I once asked my dad about this fact and he replied — and I've ALWAYS remembered this, because it seemed like a big deal — that Monsignor Flavin was good at working with "troubled" priests.

Who had "problems."

If I had only known what that meant...

Really.

And how it was part of a much bigger, and darker, reality.

The Smoking Gun

During the Summer of 2019 I was contacted by a woman via Facebook. I had started talking about my abuse on Facebook, and I guess she came across one of my posts looking for people in St. Louis who had similar knowledge and/or stories.

As it turned out, her mother had long wondered if her son in law, the husband of the woman who contacted me, had been abused by a priest.

A priest who was — still — a family friend, who was now a bishop, and whose interactions with the woman's husband and his family were just a bit...

Off.

The wife wanted to know what to look for, so I gave her a general sense of what I had gone through and how it manifested itself in my behavior.

I'll never forget what she said to me after a couple days of talking via Facebook DMs.

_____ has been sending us money for years, I now know why.

Over the Winter of 2019-2020, a story ran that indicated that this same person who may have abused that woman'd husband while a diocesan priest, and who was now a bishop, was interfering with efforts to hold problem priests accountable.

Maybe he thought he was doing his job and helping them.

But what he was actually doing was enabling them.

That led to a conversation with the reporter who wrote the piece, and that conversation led me to start digging into that now-bishop's past.

Which included time spent at my (former) parish.

Going over the parish web site, I found a document — a document that's still there, last I checked — that DESTROYED me. It was a simple Word document with the names of four priests who had been named by the Archdiocese of St. Louis and the time they spent at the parish.

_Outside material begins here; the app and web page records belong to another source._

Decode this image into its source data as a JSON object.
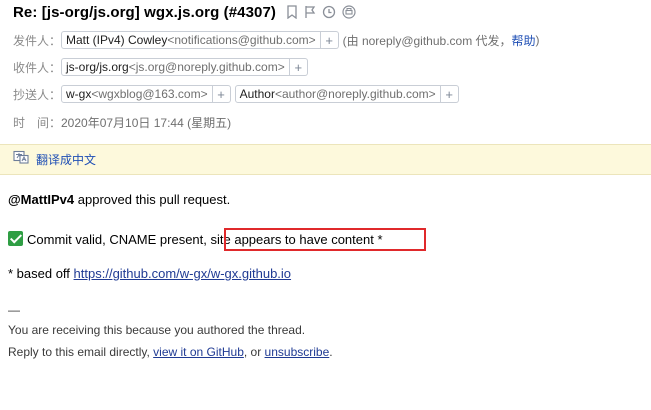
{
  "email": {
    "subject": "Re: [js-org/js.org] wgx.js.org (#4307)",
    "header_icons": [
      "bookmark-icon",
      "flag-icon",
      "clock-icon",
      "print-icon"
    ],
    "from": {
      "label": "发件人：",
      "name": "Matt (IPv4) Cowley",
      "addr": "<notifications@github.com>",
      "plus": "+",
      "via_text": "(由 noreply@github.com 代发，",
      "help": "帮助",
      "close": ")"
    },
    "to": {
      "label": "收件人：",
      "name": "js-org/js.org",
      "addr": "<js.org@noreply.github.com>",
      "plus": "+"
    },
    "cc": {
      "label": "抄送人：",
      "items": [
        {
          "name": "w-gx",
          "addr": "<wgxblog@163.com>",
          "plus": "+"
        },
        {
          "name": "Author",
          "addr": "<author@noreply.github.com>",
          "plus": "+"
        }
      ]
    },
    "time": {
      "label": "时　间：",
      "value": "2020年07月10日 17:44 (星期五)"
    }
  },
  "translate": {
    "icon": "translate-icon",
    "label": "翻译成中文"
  },
  "body": {
    "mention": "@MattIPv4",
    "approved_text": " approved this pull request.",
    "commit_prefix": "Commit valid, CNAME present,",
    "commit_highlight": " site appears to have content *",
    "based_prefix": "* based off ",
    "based_link": "https://github.com/w-gx/w-gx.github.io",
    "separator": "—",
    "receiving": "You are receiving this because you authored the thread.",
    "reply_prefix": "Reply to this email directly, ",
    "reply_link1": "view it on GitHub",
    "reply_mid": ", or ",
    "reply_link2": "unsubscribe",
    "reply_end": "."
  },
  "colors": {
    "link": "#1f3a93",
    "highlight_border": "#e0292b",
    "translate_bg": "#fdf9dc",
    "check_bg": "#2f9e44"
  }
}
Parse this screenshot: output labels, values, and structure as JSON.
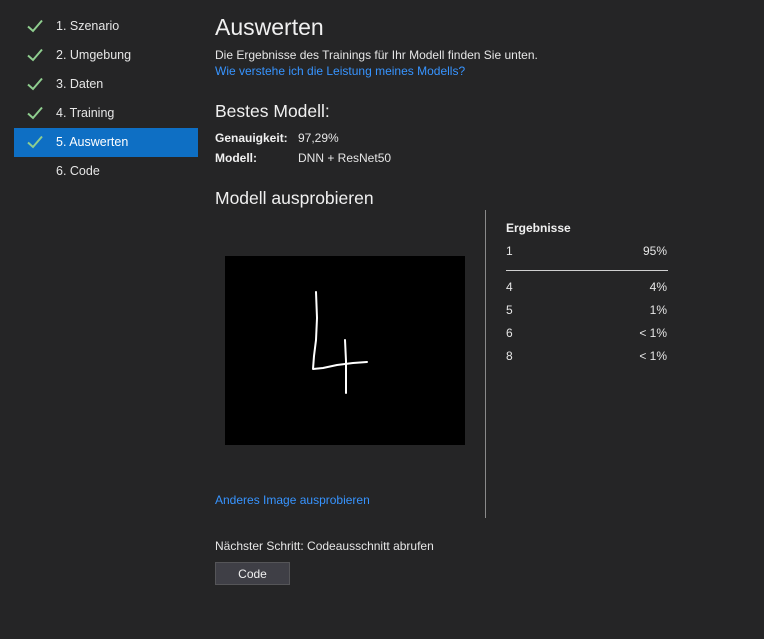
{
  "sidebar": {
    "steps": [
      {
        "label": "1. Szenario",
        "completed": true
      },
      {
        "label": "2. Umgebung",
        "completed": true
      },
      {
        "label": "3. Daten",
        "completed": true
      },
      {
        "label": "4. Training",
        "completed": true
      },
      {
        "label": "5. Auswerten",
        "completed": true,
        "active": true
      },
      {
        "label": "6. Code",
        "completed": false
      }
    ]
  },
  "main": {
    "title": "Auswerten",
    "intro": "Die Ergebnisse des Trainings für Ihr Modell finden Sie unten.",
    "help_link": "Wie verstehe ich die Leistung meines Modells?",
    "best_model": {
      "title": "Bestes Modell:",
      "accuracy_label": "Genauigkeit:",
      "accuracy_value": "97,29%",
      "model_label": "Modell:",
      "model_value": "DNN + ResNet50"
    },
    "try_model": {
      "title": "Modell ausprobieren",
      "try_other_link": "Anderes Image ausprobieren"
    },
    "results": {
      "header": "Ergebnisse",
      "top": {
        "class": "1",
        "pct": "95%"
      },
      "others": [
        {
          "class": "4",
          "pct": "4%"
        },
        {
          "class": "5",
          "pct": "1%"
        },
        {
          "class": "6",
          "pct": "< 1%"
        },
        {
          "class": "8",
          "pct": "< 1%"
        }
      ]
    },
    "next_step": "Nächster Schritt: Codeausschnitt abrufen",
    "code_button": "Code"
  },
  "colors": {
    "background": "#252526",
    "active": "#0e6fc4",
    "link": "#3794ff",
    "check": "#8fce8f"
  }
}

And, in trying to get a better sense of where certain priests had been, when, I stumbled across a document.

LIST OF THOSE PRIESTS ACCUSED OF SEXUAL ABUSE OF A MINOR WHO SERVED AT MARY QUEEN OF PEACE

Rev. Thomas Cooper  1955 – 1961
Rev. Hubert Creason  1972–1978
Rev. Roger McDonough  1978 – 1981
Rev. Leroy Valentine  1981 – 1982

What I found so devastating was the last three names.

And not just the fact that my abuser was among him.

I knew his service history and already knew that he had gone to Mary Queen of Peace (MQP) after leaving Immacolata.

What really bothered me was the DATES.

Rev. Hubert Creason

1972 – 1978

Rev. Roger McDonough

1978 – 1981

Rev. Leroy Valentine

1981 – 1982

 

 

How well, and tightly, they all match up.

One year after another. And another.

One predator priest moves out. And another moves in.

And that happened REPEATEDLY.

Over and over again.

There's no other explanation for what was happening.

They were being MANAGED.

And management implies — because it requires — KNOWLEDGE.

So how does that happen? How does the Archdiocese of St. Louis find out they have abusers in their midst and, insteading of expelling them, decides to manage them?

And, by manage, I mean protect.

I've never seen any evidence that our pastor, Monsignor Cornelius Flavin, did anything to try to control the actions of Fr. LeRoy Valentine, at least.

Nothing ever changed.

What Monsignor Flavin did tell Sr. Helen was that anything that happened outside of the school building — in the gym, the rectory, and the church, which is where we were being abused — was none of her concern.

None of her business.

Her job was to run the school, and that was it.